[Task directions] In the listing below, locate the lines that hold "Summer" and copy them.

[Input for this task]
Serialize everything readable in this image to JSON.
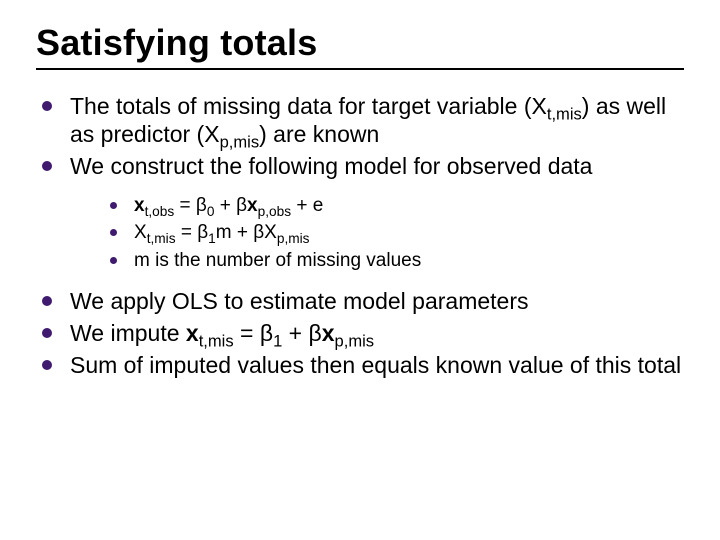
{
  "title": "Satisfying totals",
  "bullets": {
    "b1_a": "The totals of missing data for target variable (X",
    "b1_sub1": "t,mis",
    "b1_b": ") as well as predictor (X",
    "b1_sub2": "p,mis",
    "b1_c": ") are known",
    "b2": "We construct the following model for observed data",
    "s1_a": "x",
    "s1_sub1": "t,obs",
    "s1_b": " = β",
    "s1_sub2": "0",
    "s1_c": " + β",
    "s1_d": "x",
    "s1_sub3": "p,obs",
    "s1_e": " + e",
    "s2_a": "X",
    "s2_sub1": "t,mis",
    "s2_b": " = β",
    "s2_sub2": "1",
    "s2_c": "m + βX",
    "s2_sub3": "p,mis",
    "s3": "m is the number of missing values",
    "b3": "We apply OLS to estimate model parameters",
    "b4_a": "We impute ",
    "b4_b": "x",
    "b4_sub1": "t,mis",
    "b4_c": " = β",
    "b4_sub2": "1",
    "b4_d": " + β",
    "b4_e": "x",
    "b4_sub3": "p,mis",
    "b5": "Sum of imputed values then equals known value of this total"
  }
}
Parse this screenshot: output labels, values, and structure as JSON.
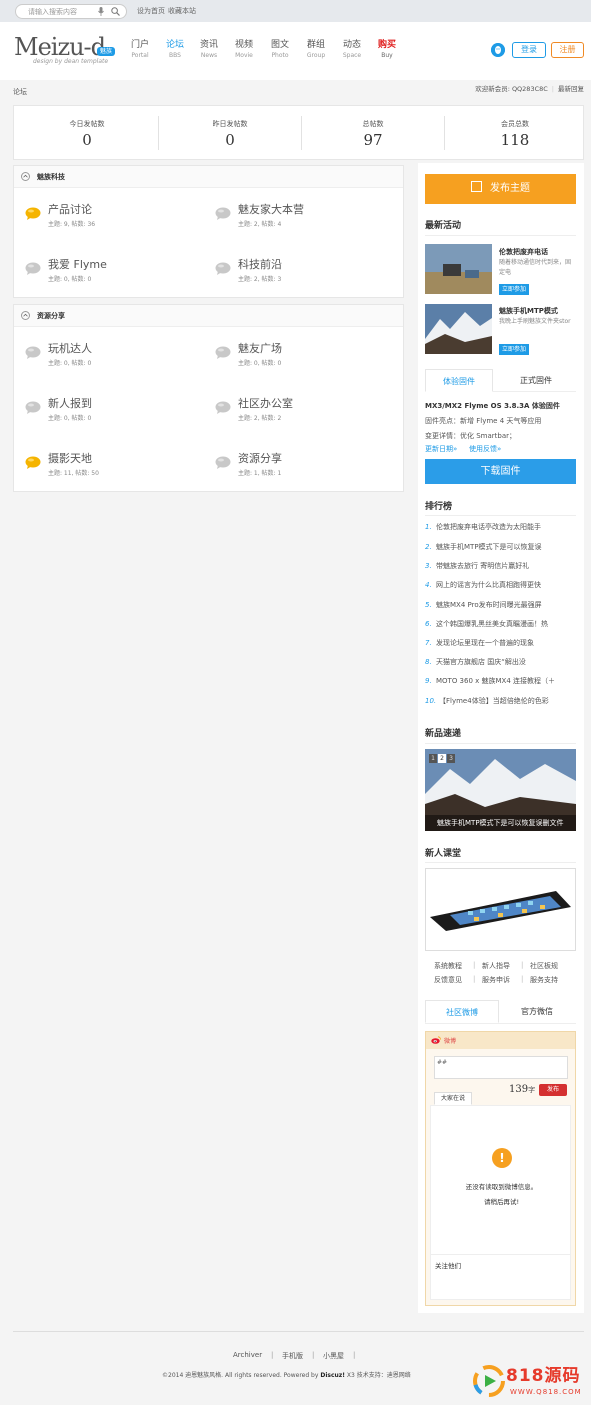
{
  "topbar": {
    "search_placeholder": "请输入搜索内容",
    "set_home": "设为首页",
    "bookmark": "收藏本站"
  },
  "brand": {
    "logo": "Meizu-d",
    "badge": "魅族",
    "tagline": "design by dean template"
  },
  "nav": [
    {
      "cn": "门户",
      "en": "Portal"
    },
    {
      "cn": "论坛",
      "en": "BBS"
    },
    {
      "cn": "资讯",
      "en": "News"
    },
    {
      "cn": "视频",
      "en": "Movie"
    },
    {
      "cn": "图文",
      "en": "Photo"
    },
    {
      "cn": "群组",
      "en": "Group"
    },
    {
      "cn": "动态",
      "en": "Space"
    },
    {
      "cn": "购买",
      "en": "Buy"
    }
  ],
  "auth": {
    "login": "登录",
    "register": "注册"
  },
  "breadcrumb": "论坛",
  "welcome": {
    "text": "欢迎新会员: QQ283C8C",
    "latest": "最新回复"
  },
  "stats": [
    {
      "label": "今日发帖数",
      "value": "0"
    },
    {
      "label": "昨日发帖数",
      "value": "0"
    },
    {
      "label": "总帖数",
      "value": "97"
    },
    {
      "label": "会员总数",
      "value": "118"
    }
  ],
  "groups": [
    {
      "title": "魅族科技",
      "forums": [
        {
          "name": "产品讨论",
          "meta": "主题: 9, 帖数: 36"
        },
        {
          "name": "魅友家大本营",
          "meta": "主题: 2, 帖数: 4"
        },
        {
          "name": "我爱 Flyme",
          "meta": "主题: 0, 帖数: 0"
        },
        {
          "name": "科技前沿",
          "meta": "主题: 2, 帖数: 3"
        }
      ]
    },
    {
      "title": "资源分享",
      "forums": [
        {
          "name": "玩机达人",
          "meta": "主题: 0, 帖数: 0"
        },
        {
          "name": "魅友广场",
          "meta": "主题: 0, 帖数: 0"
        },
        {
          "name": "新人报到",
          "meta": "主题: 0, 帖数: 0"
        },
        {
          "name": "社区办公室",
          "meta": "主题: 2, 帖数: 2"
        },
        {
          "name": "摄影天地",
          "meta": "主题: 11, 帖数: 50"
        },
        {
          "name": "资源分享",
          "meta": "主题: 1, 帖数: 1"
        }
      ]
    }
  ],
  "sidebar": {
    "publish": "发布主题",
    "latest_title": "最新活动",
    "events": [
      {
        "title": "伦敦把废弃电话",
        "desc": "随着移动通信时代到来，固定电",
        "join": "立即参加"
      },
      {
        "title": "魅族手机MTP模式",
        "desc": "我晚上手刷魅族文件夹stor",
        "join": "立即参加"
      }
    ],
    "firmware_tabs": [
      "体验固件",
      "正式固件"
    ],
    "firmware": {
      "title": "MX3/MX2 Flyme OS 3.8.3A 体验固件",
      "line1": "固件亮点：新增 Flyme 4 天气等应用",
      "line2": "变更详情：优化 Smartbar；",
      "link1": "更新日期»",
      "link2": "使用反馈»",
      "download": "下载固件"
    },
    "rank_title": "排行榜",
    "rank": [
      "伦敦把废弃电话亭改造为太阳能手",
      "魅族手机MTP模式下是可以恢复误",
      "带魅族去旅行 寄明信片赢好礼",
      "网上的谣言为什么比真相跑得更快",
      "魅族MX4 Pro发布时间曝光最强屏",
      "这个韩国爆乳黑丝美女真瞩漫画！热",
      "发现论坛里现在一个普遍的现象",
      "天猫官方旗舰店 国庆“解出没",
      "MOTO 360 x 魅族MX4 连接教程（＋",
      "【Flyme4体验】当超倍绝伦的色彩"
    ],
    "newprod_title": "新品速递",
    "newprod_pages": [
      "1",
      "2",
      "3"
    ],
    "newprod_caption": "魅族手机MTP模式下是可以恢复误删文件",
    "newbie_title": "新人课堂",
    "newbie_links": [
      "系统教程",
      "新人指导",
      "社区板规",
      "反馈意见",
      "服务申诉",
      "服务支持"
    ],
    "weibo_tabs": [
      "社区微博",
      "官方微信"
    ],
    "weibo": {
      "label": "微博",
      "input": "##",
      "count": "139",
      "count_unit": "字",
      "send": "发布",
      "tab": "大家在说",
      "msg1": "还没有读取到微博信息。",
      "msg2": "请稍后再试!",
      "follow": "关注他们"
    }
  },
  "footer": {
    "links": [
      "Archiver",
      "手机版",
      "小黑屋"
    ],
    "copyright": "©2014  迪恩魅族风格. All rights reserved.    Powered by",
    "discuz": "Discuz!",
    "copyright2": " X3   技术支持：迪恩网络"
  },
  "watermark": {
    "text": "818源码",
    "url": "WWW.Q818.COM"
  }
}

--

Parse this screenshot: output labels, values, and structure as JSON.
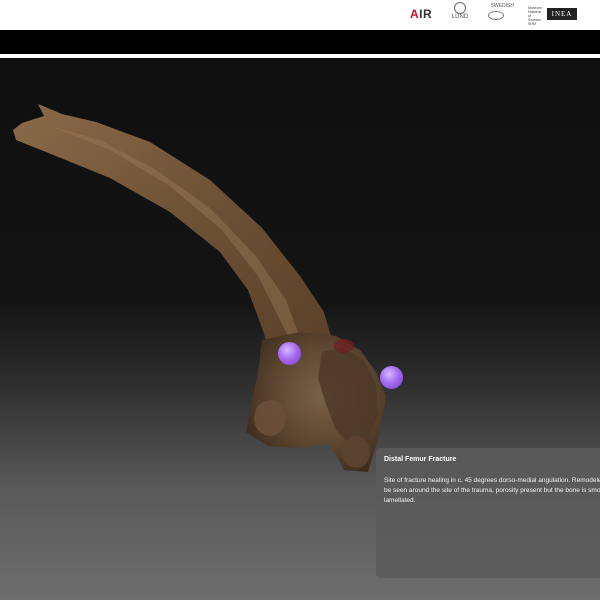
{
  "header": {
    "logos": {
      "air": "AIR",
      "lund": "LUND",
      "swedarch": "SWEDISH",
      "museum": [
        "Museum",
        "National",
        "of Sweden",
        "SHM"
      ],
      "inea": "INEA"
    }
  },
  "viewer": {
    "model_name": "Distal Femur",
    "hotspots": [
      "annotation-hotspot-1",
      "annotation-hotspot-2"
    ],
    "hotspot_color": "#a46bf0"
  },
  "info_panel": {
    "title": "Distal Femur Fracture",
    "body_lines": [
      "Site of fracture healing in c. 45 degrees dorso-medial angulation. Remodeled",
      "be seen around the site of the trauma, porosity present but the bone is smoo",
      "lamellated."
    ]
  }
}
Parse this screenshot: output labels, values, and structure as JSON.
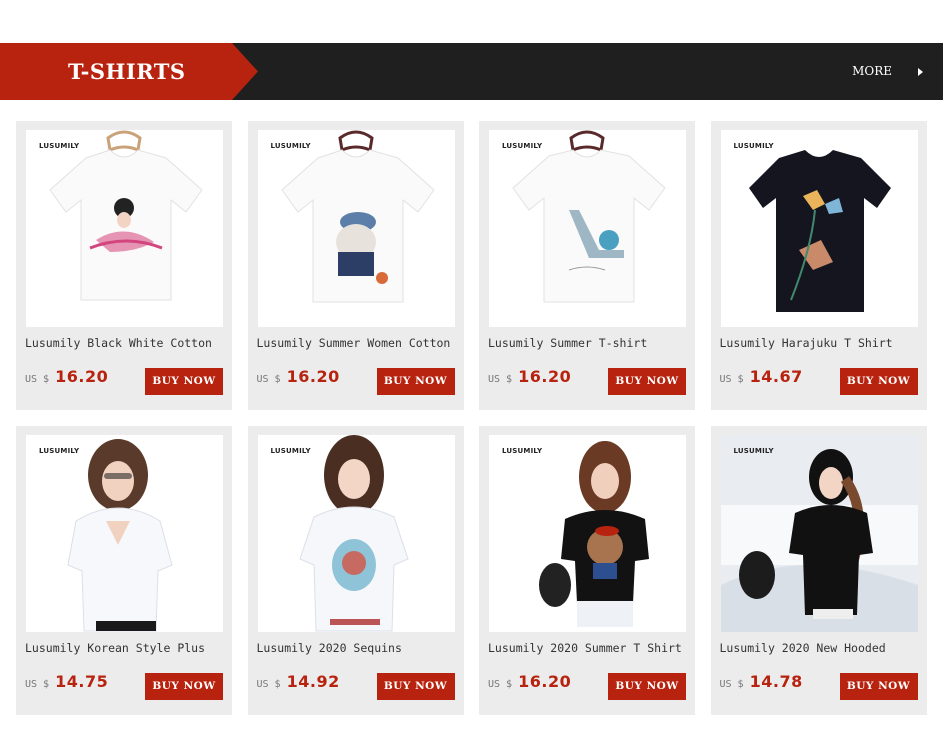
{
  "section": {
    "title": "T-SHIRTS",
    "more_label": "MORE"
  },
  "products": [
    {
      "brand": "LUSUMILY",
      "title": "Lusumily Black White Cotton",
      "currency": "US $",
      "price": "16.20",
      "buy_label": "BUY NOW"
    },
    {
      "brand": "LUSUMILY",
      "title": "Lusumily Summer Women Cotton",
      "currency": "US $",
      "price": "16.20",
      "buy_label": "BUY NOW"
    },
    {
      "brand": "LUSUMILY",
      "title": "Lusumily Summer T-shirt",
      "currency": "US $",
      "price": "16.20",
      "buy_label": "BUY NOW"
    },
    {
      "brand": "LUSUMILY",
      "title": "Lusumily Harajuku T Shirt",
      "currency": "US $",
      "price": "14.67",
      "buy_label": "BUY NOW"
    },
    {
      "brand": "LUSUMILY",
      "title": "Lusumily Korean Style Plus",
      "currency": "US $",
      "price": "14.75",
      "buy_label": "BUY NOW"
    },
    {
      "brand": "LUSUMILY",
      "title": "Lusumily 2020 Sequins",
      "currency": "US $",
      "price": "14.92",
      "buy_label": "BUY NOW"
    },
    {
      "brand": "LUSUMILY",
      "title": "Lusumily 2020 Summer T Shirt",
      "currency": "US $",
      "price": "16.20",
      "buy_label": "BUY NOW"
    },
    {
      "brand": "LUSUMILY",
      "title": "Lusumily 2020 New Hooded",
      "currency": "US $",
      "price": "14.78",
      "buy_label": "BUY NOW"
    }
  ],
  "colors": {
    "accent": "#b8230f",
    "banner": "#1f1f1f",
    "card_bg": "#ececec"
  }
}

[Solution]
      "title": "Lusumily Summer Women Cotton",
      "title": "Lusumily Summer T-shirt",
      "title": "Lusumily 2020 Summer T Shirt",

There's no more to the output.